PARIS – Some countries are naturally at ease with the concept and the reality of strategic power. Such was clearly the case of France under Louis XIV, the Sun King in the seventeenth century, and such is the case today of China, whose leadership is comfortable with the balance-of-power games of classical Europe.
India is clearly in a different category. In economic terms, India’s confidence has been boosted by the way the Western world now looks at it with a mixture of respect and greed: “What kind of deals can I strike with such an emerging market, whose population will soon be the largest of any country in the world?”
Yet, in order to understand India’s political and diplomatic relationship with the outside world, the most enlightening comparison is with America in 1920. Like the United States after World War I, India is realizing that its status and role in the world have been deeply transformed in the last two decades. And, like America then, India is not naturally at ease with the notion of exercising global power.

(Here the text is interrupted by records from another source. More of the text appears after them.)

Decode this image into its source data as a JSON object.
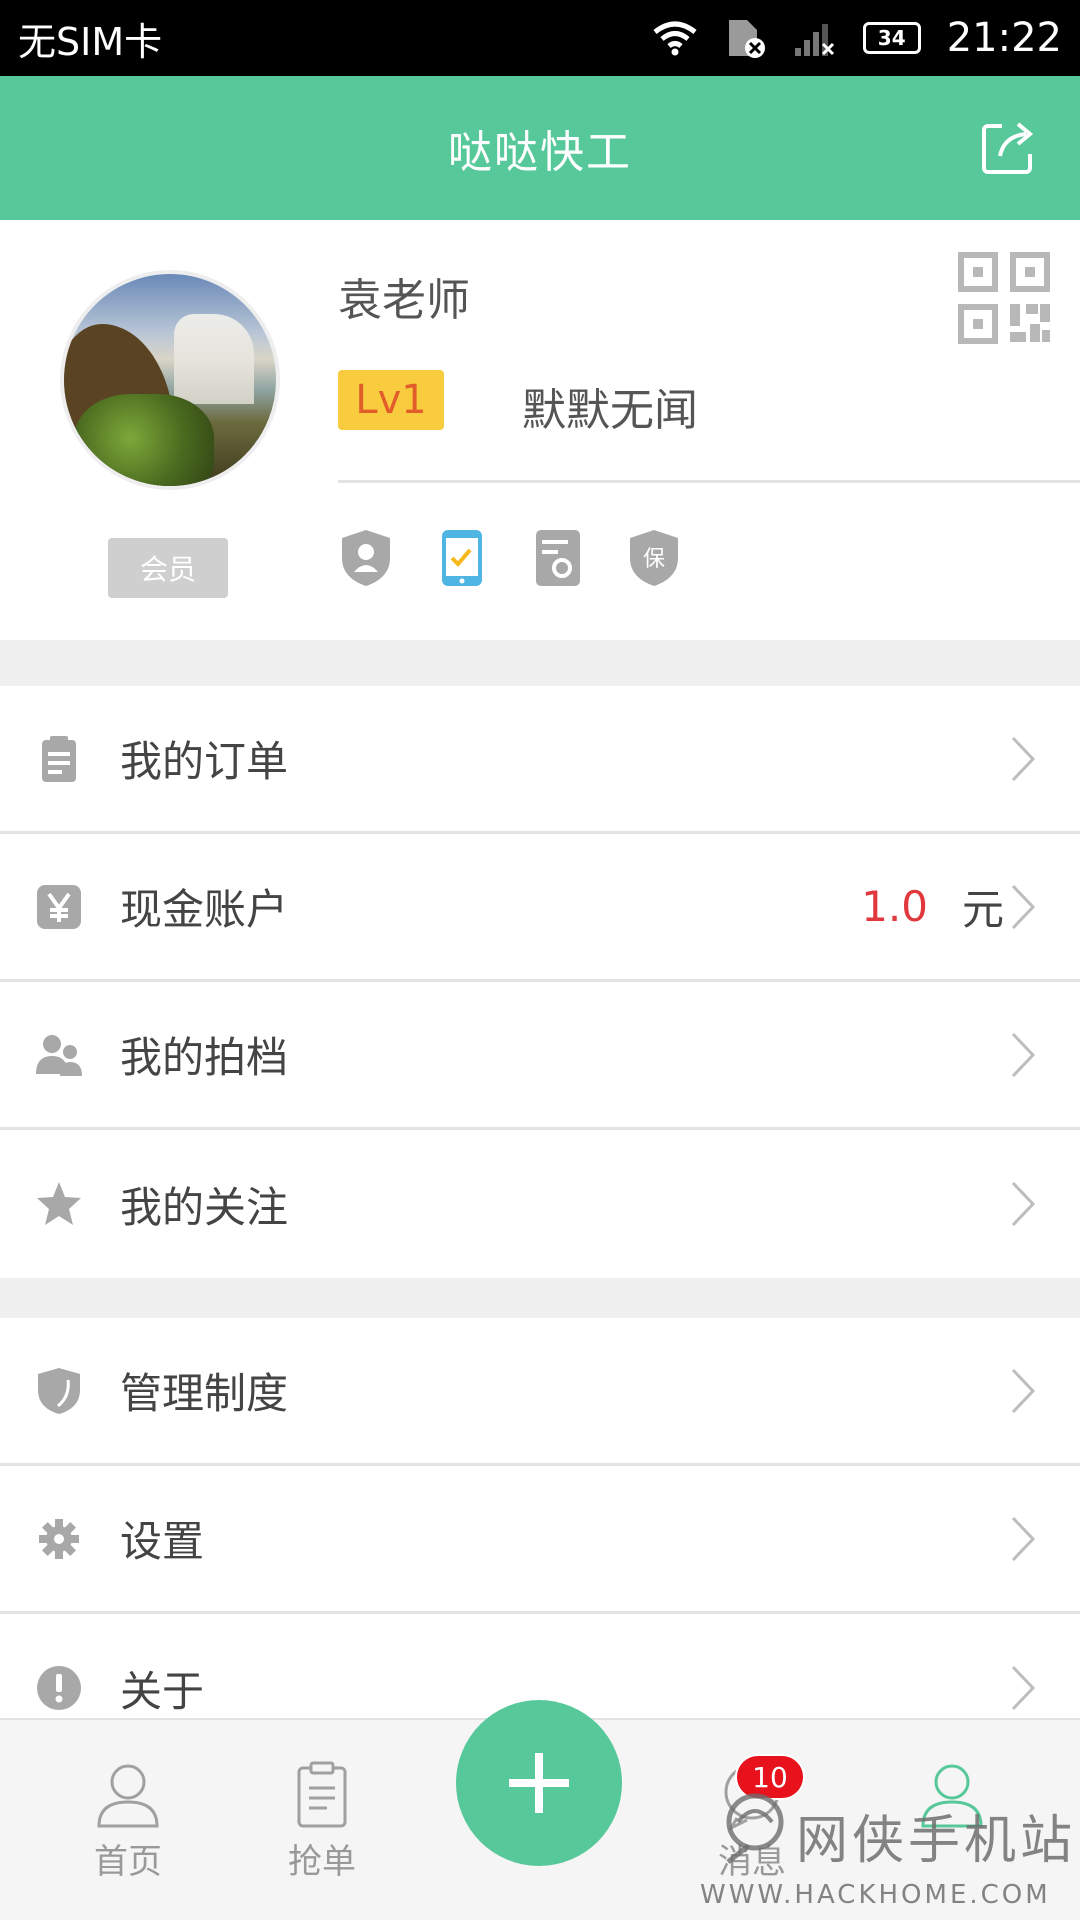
{
  "status_bar": {
    "carrier": "无SIM卡",
    "battery": "34",
    "time": "21:22"
  },
  "title_bar": {
    "title": "哒哒快工",
    "share_icon": "share-icon"
  },
  "profile": {
    "username": "袁老师",
    "membership_label": "会员",
    "level": "Lv1",
    "level_title": "默默无闻",
    "badges": [
      "identity-shield-icon",
      "phone-verified-icon",
      "certificate-icon",
      "insurance-shield-icon"
    ],
    "insurance_char": "保"
  },
  "menu": {
    "group1": [
      {
        "label": "我的订单",
        "icon": "clipboard-icon"
      },
      {
        "label": "现金账户",
        "icon": "yen-icon",
        "value": "1.0",
        "unit": "元"
      },
      {
        "label": "我的拍档",
        "icon": "partners-icon"
      },
      {
        "label": "我的关注",
        "icon": "star-icon"
      }
    ],
    "group2": [
      {
        "label": "管理制度",
        "icon": "shield-icon"
      },
      {
        "label": "设置",
        "icon": "gear-icon"
      },
      {
        "label": "关于",
        "icon": "info-icon"
      }
    ]
  },
  "tabs": [
    {
      "label": "首页",
      "icon": "home-person-icon"
    },
    {
      "label": "抢单",
      "icon": "clipboard-icon"
    },
    {
      "label": "消息",
      "icon": "message-icon",
      "badge": "10"
    }
  ],
  "watermark": {
    "text": "网侠手机站",
    "url": "WWW.HACKHOME.COM"
  },
  "colors": {
    "accent": "#56c899",
    "level_bg": "#f9cc3f",
    "level_text": "#e25d2a",
    "amount": "#e0383c",
    "badge": "#e8121d"
  }
}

India’s history and culture, from Asoka, its mythical emperor in the third century BC, to Gandhi, push it to emphasize ethics and to consider itself an “exceptional” nation in its relationship with the world. Contrary to China, India finds it difficult to adapt to its status as an emerging “Great Power.” It would be a gross exaggeration, of course, to speak of an Indian “inferiority complex.” And yet India constantly measures itself against China, remains obsessed with Pakistan, and has recently begun to look more critically at its relationship with the US.